Duration of Your Trip – If you’re going away on a weekend trip, a battery pack should be sufficient. Nevertheless, it ends up as an added weight to your gear once you’ve used it up. You’ll probably do well with a solar charger or a different type of power generator for off-the-grid trips that last a week or more.
TIP: Before you leave for your trip, make sure you’ve charged your devices and power packs fully. Don’t assume that they still hold optimum charge just because you charged them fully a few days earlier.
Travel Mode – The key to getting the most out of your solar charger is to expose it to direct sunlight for prolonged periods. If you’re one to enjoy sea kayaking or cycle touring, you can complete solar charging while on the move. If you’re going on a backpacking trip in open country, you can still charge the solar panel provided its orientation is always facing the sun. On the other hand, there is no point attaching a solar charger to your backpack if you’re hiking under the thick canopy of a deep forest.

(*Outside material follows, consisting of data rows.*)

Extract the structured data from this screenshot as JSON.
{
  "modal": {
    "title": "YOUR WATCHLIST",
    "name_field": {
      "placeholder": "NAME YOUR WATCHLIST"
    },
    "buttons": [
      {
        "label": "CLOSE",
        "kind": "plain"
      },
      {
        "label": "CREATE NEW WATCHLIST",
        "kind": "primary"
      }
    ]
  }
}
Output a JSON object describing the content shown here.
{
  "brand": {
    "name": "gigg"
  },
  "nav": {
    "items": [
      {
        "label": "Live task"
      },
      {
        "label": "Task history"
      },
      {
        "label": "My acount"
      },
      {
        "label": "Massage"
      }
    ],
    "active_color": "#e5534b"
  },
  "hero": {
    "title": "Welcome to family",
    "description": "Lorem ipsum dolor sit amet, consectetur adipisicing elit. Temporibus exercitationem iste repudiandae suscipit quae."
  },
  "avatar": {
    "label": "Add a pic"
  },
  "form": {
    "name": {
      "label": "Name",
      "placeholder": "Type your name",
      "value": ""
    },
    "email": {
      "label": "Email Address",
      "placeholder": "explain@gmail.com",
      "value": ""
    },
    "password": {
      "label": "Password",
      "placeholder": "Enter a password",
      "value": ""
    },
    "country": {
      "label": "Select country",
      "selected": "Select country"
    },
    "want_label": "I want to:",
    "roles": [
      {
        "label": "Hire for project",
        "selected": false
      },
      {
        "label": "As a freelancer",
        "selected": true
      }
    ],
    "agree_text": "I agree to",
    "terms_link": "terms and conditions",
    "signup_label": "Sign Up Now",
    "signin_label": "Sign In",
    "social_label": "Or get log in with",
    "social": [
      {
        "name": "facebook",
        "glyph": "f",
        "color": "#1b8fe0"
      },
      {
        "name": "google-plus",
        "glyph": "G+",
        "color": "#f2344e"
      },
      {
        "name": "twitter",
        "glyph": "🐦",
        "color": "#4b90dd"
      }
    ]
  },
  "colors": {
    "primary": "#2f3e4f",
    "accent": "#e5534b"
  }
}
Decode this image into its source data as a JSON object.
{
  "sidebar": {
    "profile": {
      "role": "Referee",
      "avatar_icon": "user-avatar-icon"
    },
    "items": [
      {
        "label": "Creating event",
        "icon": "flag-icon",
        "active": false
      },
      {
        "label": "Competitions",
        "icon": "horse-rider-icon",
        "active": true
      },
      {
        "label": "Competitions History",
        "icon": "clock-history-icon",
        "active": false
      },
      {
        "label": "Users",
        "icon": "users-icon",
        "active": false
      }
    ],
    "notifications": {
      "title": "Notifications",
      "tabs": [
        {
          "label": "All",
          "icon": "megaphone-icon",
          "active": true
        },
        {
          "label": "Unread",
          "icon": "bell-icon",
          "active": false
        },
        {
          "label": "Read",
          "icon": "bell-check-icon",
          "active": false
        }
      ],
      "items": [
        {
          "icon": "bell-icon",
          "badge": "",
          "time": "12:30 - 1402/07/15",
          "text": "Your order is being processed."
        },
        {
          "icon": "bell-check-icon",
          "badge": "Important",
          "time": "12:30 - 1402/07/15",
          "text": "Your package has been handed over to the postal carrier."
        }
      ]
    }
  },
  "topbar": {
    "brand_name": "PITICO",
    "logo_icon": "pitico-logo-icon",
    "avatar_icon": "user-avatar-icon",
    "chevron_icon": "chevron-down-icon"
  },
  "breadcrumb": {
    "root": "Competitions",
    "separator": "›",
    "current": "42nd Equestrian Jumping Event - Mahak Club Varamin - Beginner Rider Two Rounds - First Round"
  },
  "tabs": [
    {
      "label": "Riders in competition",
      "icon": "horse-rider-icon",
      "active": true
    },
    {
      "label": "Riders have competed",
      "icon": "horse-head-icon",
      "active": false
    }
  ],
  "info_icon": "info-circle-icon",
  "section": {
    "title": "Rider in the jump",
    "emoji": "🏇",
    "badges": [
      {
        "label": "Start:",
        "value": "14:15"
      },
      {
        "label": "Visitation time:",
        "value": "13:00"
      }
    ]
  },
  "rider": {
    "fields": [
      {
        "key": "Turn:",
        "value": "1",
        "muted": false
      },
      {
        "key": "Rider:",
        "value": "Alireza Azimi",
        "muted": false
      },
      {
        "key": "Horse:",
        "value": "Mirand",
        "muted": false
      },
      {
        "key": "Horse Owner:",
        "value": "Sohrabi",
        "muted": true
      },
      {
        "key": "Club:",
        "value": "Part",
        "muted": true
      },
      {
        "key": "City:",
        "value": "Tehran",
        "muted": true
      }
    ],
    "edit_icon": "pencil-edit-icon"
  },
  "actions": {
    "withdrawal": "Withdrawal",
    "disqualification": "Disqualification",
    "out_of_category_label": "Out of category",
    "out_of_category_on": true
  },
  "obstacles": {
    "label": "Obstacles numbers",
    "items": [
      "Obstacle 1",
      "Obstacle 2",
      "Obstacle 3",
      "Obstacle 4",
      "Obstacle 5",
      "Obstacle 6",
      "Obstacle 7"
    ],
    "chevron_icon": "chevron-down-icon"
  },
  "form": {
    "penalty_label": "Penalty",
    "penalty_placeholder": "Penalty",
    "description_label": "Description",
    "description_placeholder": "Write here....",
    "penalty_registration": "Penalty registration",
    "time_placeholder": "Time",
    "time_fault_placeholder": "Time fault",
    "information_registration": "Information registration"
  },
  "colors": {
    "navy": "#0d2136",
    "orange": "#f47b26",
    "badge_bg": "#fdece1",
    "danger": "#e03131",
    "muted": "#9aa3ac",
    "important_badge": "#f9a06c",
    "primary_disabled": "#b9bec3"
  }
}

Battery Type – For devices that run on AA batteries, make sure to use a solar charger that can power up an extra set of batteries while you’re using another set in the device. This will allow you to rotate two sets of batteries rather than bringing spares everywhere you go.
TIP: Don’t make the mistake of draining a device’s battery before charging it again.
Size and Weight – Remember that chargers can be heavy and eat up much space. Consider if it’s worth carrying unlimited power supply with you or if you one round of emergency charge is enough. A bigger and heavier power pack is capable of providing multiple charges, but it is cumbersome. Moreover, consider whether the built-in attachment points of the solar chargers can be tied down or fastened down so they will not disappear when a strong gust of wind blows.
It’s worth noting that battery packs only offer supplemental charging, not a guarantee. Don’t make the mistake of assuming that a battery pack will give you a fully charged device.
The life of rechargeable batteries is usually measured using discharge and recharge cycles. This is information is not usually shared by manufacturers. Hence, it’s safest to imagine that a battery pack has a minimum lifespan of 500 cycles and a maximum of 1,000 cycles, which is the most common.